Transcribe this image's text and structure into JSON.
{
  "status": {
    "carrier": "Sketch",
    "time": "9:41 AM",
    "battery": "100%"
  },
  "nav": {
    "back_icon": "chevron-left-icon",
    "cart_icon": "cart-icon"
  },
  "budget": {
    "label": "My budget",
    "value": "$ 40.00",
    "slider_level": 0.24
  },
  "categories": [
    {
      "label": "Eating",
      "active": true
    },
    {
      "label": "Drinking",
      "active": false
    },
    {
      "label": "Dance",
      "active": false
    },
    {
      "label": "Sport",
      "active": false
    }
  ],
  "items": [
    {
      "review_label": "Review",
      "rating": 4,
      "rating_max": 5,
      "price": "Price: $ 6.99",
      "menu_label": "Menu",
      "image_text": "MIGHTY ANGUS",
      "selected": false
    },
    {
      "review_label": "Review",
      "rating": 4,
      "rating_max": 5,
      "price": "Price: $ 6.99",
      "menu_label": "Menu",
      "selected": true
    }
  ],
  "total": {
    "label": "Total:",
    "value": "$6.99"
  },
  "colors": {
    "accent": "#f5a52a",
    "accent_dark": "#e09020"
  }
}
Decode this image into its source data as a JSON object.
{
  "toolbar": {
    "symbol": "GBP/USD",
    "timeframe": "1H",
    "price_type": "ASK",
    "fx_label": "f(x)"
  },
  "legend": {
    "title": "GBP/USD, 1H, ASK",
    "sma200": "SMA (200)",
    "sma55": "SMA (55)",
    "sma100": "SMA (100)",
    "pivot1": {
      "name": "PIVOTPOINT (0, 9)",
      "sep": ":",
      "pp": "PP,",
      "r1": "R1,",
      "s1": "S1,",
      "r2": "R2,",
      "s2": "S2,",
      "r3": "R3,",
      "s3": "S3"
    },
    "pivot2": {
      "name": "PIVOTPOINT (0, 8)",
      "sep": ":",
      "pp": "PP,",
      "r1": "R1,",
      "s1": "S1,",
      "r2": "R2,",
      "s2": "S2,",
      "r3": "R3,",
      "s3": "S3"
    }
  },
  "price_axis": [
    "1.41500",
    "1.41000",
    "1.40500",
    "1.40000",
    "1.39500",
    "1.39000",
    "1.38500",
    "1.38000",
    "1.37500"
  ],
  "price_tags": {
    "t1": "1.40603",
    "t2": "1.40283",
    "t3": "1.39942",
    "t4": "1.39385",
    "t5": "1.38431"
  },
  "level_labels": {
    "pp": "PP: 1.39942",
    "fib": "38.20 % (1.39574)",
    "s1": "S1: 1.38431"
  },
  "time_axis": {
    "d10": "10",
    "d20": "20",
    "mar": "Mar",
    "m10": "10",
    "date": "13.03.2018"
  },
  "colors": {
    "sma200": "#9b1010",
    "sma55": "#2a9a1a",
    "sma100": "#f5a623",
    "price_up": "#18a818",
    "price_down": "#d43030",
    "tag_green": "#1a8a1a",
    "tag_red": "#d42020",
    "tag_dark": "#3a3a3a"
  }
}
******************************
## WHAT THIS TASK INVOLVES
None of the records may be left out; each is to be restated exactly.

## ANSWER TO THIS TASK
Transcribe this image's text and structure into JSON.
{
  "status": {
    "carrier": "Sketch",
    "time": "9:41 AM",
    "battery": "100%"
  },
  "nav": {
    "back_icon": "chevron-left-icon",
    "cart_icon": "cart-icon"
  },
  "budget": {
    "label": "My budget",
    "value": "$ 40.00",
    "slider_level": 0.24
  },
  "categories": [
    {
      "label": "Eating",
      "active": true
    },
    {
      "label": "Drinking",
      "active": false
    },
    {
      "label": "Dance",
      "active": false
    },
    {
      "label": "Sport",
      "active": false
    }
  ],
  "items": [
    {
      "review_label": "Review",
      "rating": 4,
      "rating_max": 5,
      "price": "Price: $ 6.99",
      "menu_label": "Menu",
      "image_text": "MIGHTY ANGUS",
      "selected": false
    },
    {
      "review_label": "Review",
      "rating": 4,
      "rating_max": 5,
      "price": "Price: $ 6.99",
      "menu_label": "Menu",
      "selected": true
    }
  ],
  "total": {
    "label": "Total:",
    "value": "$6.99"
  },
  "colors": {
    "accent": "#f5a52a",
    "accent_dark": "#e09020"
  }
}
Decode this image into its source data as a JSON object.
{
  "toolbar": {
    "symbol": "GBP/USD",
    "timeframe": "1H",
    "price_type": "ASK",
    "fx_label": "f(x)"
  },
  "legend": {
    "title": "GBP/USD, 1H, ASK",
    "sma200": "SMA (200)",
    "sma55": "SMA (55)",
    "sma100": "SMA (100)",
    "pivot1": {
      "name": "PIVOTPOINT (0, 9)",
      "sep": ":",
      "pp": "PP,",
      "r1": "R1,",
      "s1": "S1,",
      "r2": "R2,",
      "s2": "S2,",
      "r3": "R3,",
      "s3": "S3"
    },
    "pivot2": {
      "name": "PIVOTPOINT (0, 8)",
      "sep": ":",
      "pp": "PP,",
      "r1": "R1,",
      "s1": "S1,",
      "r2": "R2,",
      "s2": "S2,",
      "r3": "R3,",
      "s3": "S3"
    }
  },
  "price_axis": [
    "1.41500",
    "1.41000",
    "1.40500",
    "1.40000",
    "1.39500",
    "1.39000",
    "1.38500",
    "1.38000",
    "1.37500"
  ],
  "price_tags": {
    "t1": "1.40603",
    "t2": "1.40283",
    "t3": "1.39942",
    "t4": "1.39385",
    "t5": "1.38431"
  },
  "level_labels": {
    "pp": "PP: 1.39942",
    "fib": "38.20 % (1.39574)",
    "s1": "S1: 1.38431"
  },
  "time_axis": {
    "d10": "10",
    "d20": "20",
    "mar": "Mar",
    "m10": "10",
    "date": "13.03.2018"
  },
  "colors": {
    "sma200": "#9b1010",
    "sma55": "#2a9a1a",
    "sma100": "#f5a623",
    "price_up": "#18a818",
    "price_down": "#d43030",
    "tag_green": "#1a8a1a",
    "tag_red": "#d42020",
    "tag_dark": "#3a3a3a"
  }
}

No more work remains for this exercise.